Many of us lack a basic understanding of scientific problems – with far-reaching political consequences.
Religious holidays have become cornerstones of the secular calendar even as their original meaning is ignored.
Fate and destiny have long been used to explain historical developments and personal biographies. But can they survive the 21st century?
Are we the drivers of technological innovation, or passengers on the digital train?
Words are weapons. And they often tell us remarkably little about the underlying ideas.
What’s the difference between a vacuum cleaner salesman and a politician?
Our ability to archive increasing amounts of data is threatening one of the fundamental aspects of human cultural development: our ability to forget.
The Mayan calendar was based on the assumption that the history of a people is finite. Our Roman calendar is infinite – and it might outlive our civilization.
The only things that really matter are those that cannot be easily bought and sold.
The Doha Conference has illustrated the inability of the international community to pursue global solutions. Maybe it’s time to shift to a more local approach.

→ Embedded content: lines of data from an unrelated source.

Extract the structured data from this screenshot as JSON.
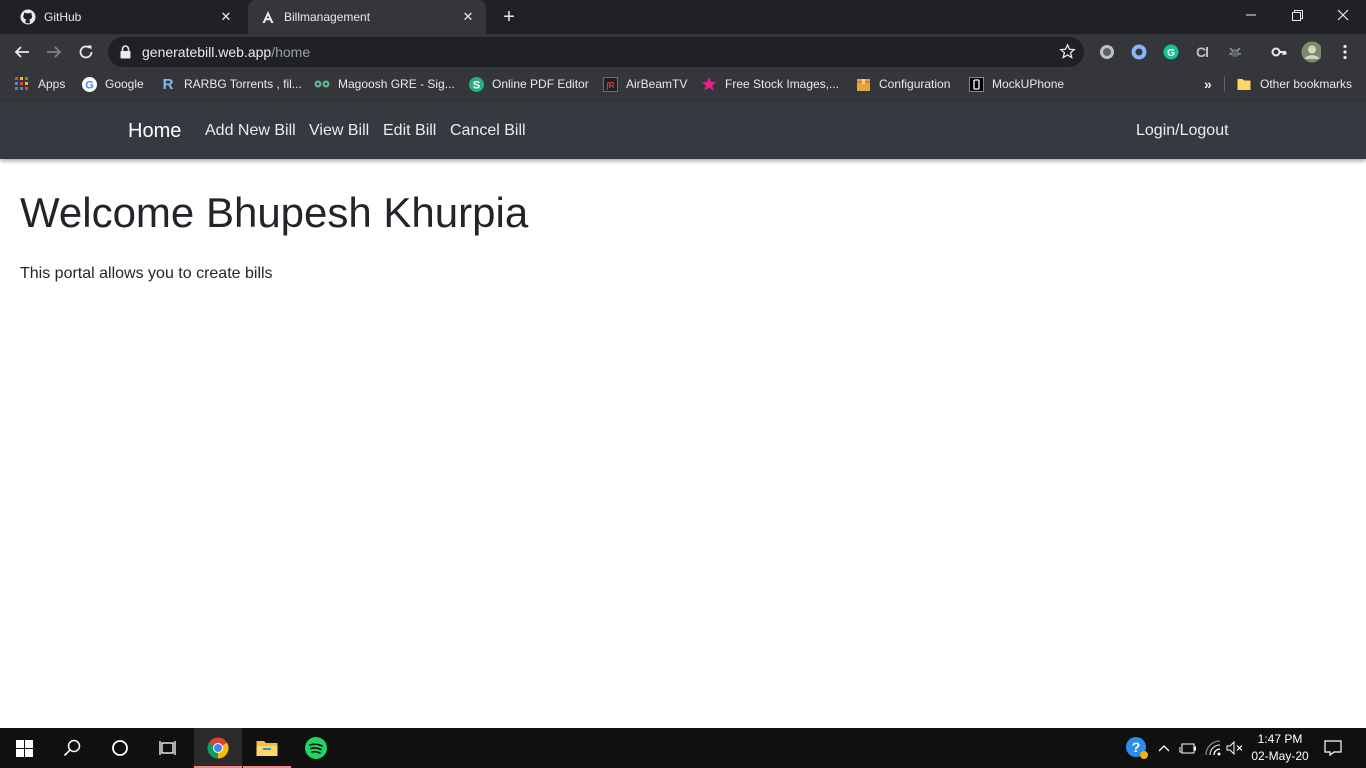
{
  "browser": {
    "tabs": [
      {
        "title": "GitHub",
        "favicon": "github-icon"
      },
      {
        "title": "Billmanagement",
        "favicon": "angular-icon"
      }
    ],
    "url": {
      "domain": "generatebill.web.app",
      "path": "/home"
    }
  },
  "bookmarks": {
    "items": [
      {
        "label": "Apps",
        "icon": "apps-grid-icon"
      },
      {
        "label": "Google",
        "icon": "google-icon"
      },
      {
        "label": "RARBG Torrents , fil...",
        "icon": "rarbg-icon"
      },
      {
        "label": "Magoosh GRE - Sig...",
        "icon": "magoosh-icon"
      },
      {
        "label": "Online PDF Editor",
        "icon": "sejda-icon"
      },
      {
        "label": "AirBeamTV",
        "icon": "airbeam-icon"
      },
      {
        "label": "Free Stock Images,...",
        "icon": "star-icon"
      },
      {
        "label": "Configuration",
        "icon": "package-icon"
      },
      {
        "label": "MockUPhone",
        "icon": "phone-icon"
      }
    ],
    "overflow": "»",
    "other": "Other bookmarks"
  },
  "navbar": {
    "brand": "Home",
    "links": [
      "Add New Bill",
      "View Bill",
      "Edit Bill",
      "Cancel Bill"
    ],
    "login": "Login/Logout"
  },
  "main": {
    "heading": "Welcome Bhupesh Khurpia",
    "description": "This portal allows you to create bills"
  },
  "taskbar": {
    "time": "1:47 PM",
    "date": "02-May-20"
  },
  "colors": {
    "navbar_bg": "#343a40",
    "chrome_dark": "#202124",
    "chrome_toolbar": "#35363a",
    "taskbar_bg": "#101010"
  }
}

A debate over content aggregation has pitted Google against several of Germany’s biggest publishing houses. Many online activists have sided with the search giant – and seem to forget that their natural ally are professional journalists.
Facebook’s lack of a dislike button is no surprise: our public sphere is structured to favor approval and consent over disapproval and dissent.